Princeton economics professor Burton Malkiel, who started the first passive index fund for Vanguard in 1976, has experienced a “remarkable change of heart,” according to a recent article in the New York Times. Referencing Malkiel’s revolutionary notion that dart-throwing monkeys could pick winning stocks as well as market “experts,” the article says the “index-fund evangelist” now believes, “Maybe the experts can beat the monkey after all. That is, if the experts are software engineers writing… Read More
Burton G. Malkiel, CIO of Weathfront and author of the best selling investment book, “A Random Walk Down Wall Street”, offers advice for investing in an expensive market in the Wall Street Journal. He says: “U.S. securities markets are highly priced at the start of 2016, and future returns will most likely be lower than in the past. But the timeless lessons – keep invested, don’t try to time the market, and diversify broadly –… Read More
Burton Malkiel, the Princeton economist known for his book A Random Walk Down Wall Street and espousal of the efficient market hypothesis, hasn’t changed his beliefs after the recent financial crisis and market meltdown. In an interview with CBS MoneyWatch, Malkiel talks about why the past decade has actually reinforced his belief that a portfolio of diversified stock index funds, bonds, and cash, rebalanced periodically, is the best option for investors.

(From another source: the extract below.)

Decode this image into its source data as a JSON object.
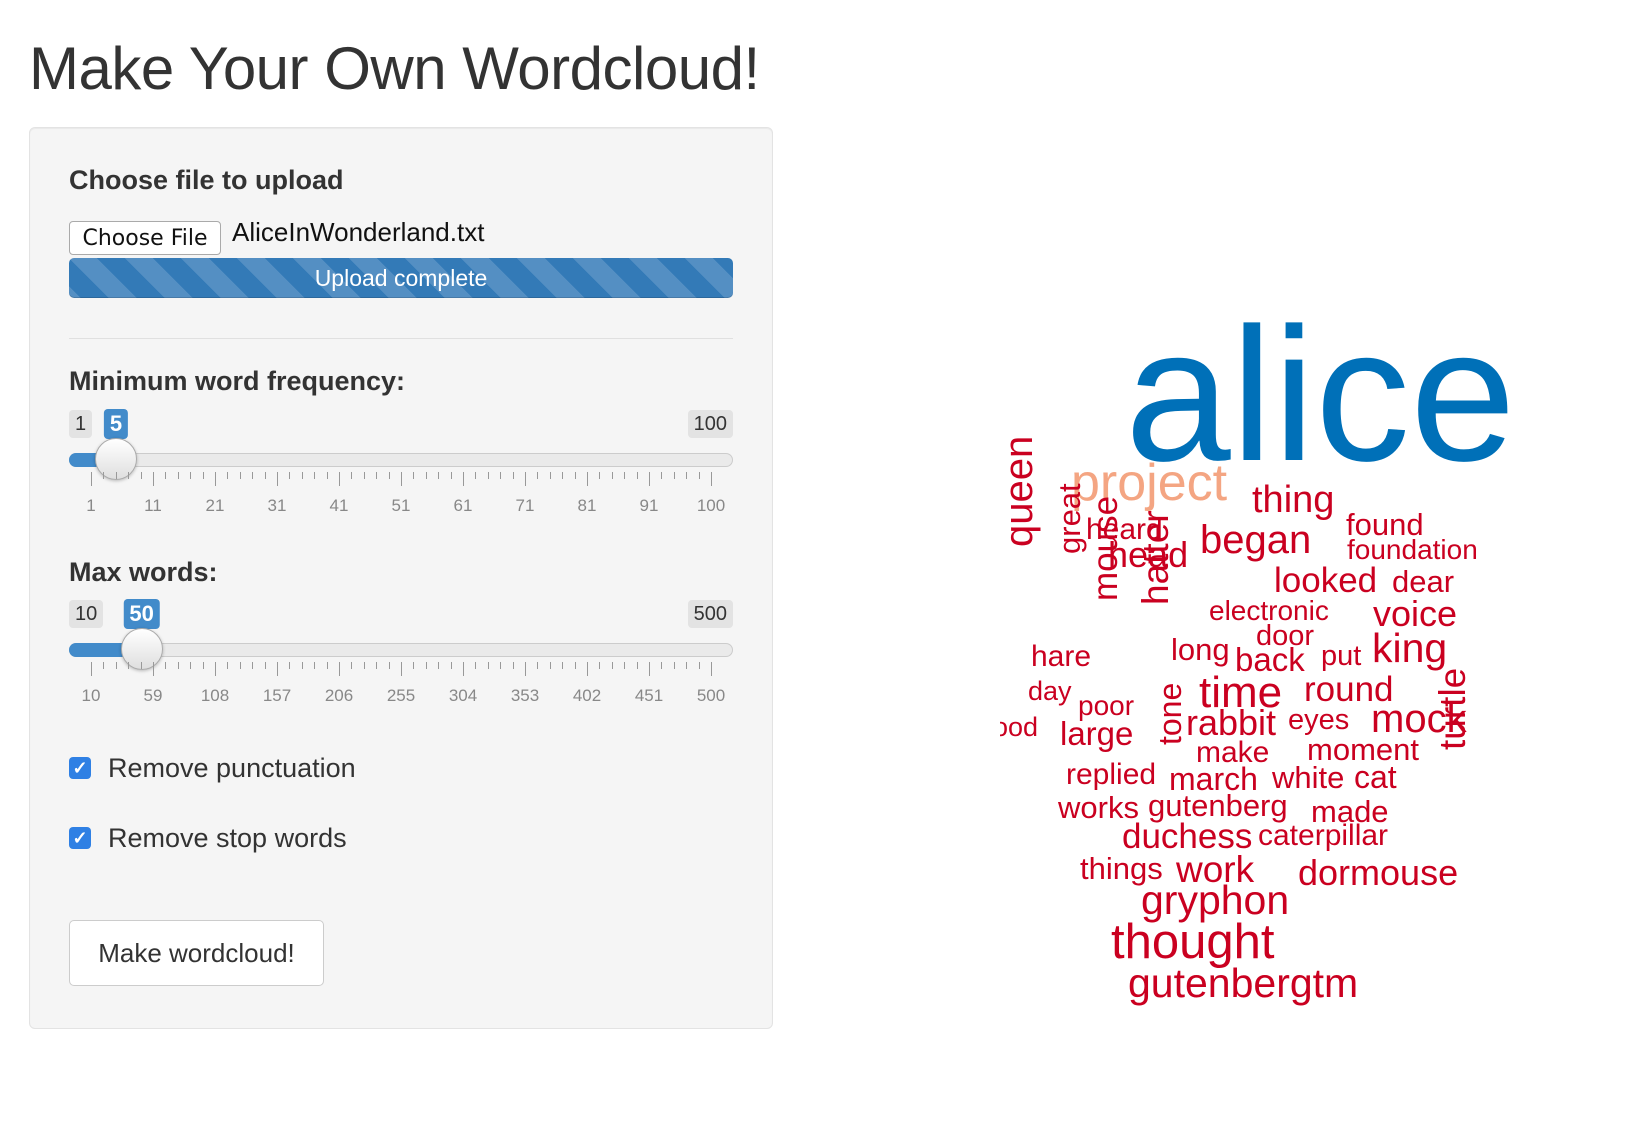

In interviews with the Washington Post, three top market minds — former Fidelity star manager Peter Lynch, PIMCO’s bond guru Bill Gross, and Princeton professor and author Burton Malkiel — offer some pretty wide-ranging views on the stock market and where we’re headed. Lynch and Malkiel express a fairly bullish take for long-term investors. Lynch says that the recent market plunge has affected great and good companies as well as mediocre firms. “It’s brought them… Read More

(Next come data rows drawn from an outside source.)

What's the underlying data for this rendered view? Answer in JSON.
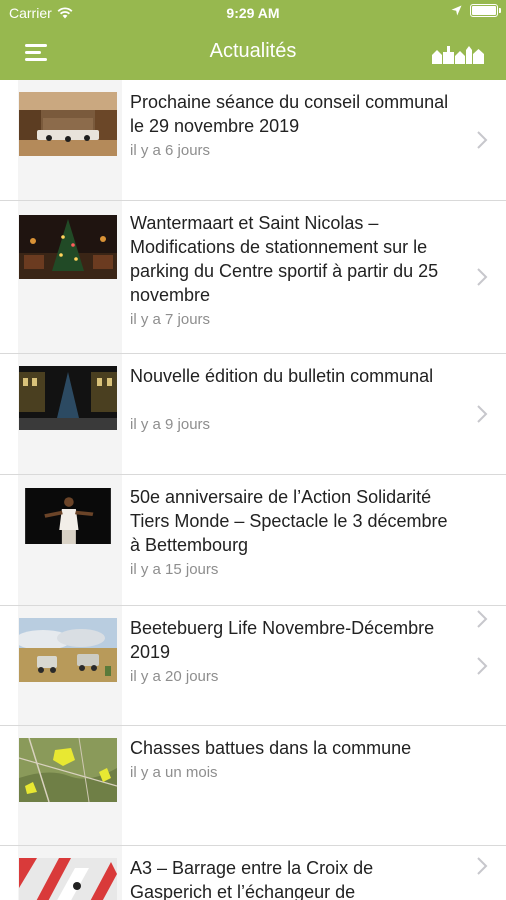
{
  "status_bar": {
    "carrier": "Carrier",
    "time": "9:29 AM"
  },
  "nav": {
    "title": "Actualités",
    "menu_icon": "hamburger-menu-icon",
    "town_icon": "town-silhouette-icon"
  },
  "colors": {
    "header": "#97b84f",
    "text": "#222222",
    "muted": "#8e8e8e",
    "separator": "#d9d9d9"
  },
  "news": [
    {
      "title": "Prochaine séance du conseil communal le 29 novembre 2019",
      "date": "il y a 6 jours"
    },
    {
      "title": "Wantermaart et Saint Nicolas – Modifications de stationnement sur le parking du Centre sportif à partir du 25 novembre",
      "date": "il y a 7 jours"
    },
    {
      "title": "Nouvelle édition du bulletin communal",
      "date": "il y a 9 jours"
    },
    {
      "title": "50e anniversaire de l’Action Solidarité Tiers Monde – Spectacle le 3 décembre à Bettembourg",
      "date": "il y a 15 jours"
    },
    {
      "title": "Beetebuerg Life Novembre-Décembre 2019",
      "date": "il y a 20 jours"
    },
    {
      "title": "Chasses battues dans la commune",
      "date": "il y a un mois"
    },
    {
      "title": "A3 – Barrage entre la Croix de Gasperich et l’échangeur de",
      "date": ""
    }
  ]
}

While they have been hit hard over the past year, many of the world’s top investors aren’t shying away from the stock and bond markets, writes The Wall Street Journal’s Eleanor Laise. In fact, many have been snatching up bargain stocks and bonds for their own personal portfolios while most investors have been fleeing the market. “A sampling of high-profile industry veterans, academics and brokerage-firm chiefs reveals that many are hanging on to holdings battered… Read More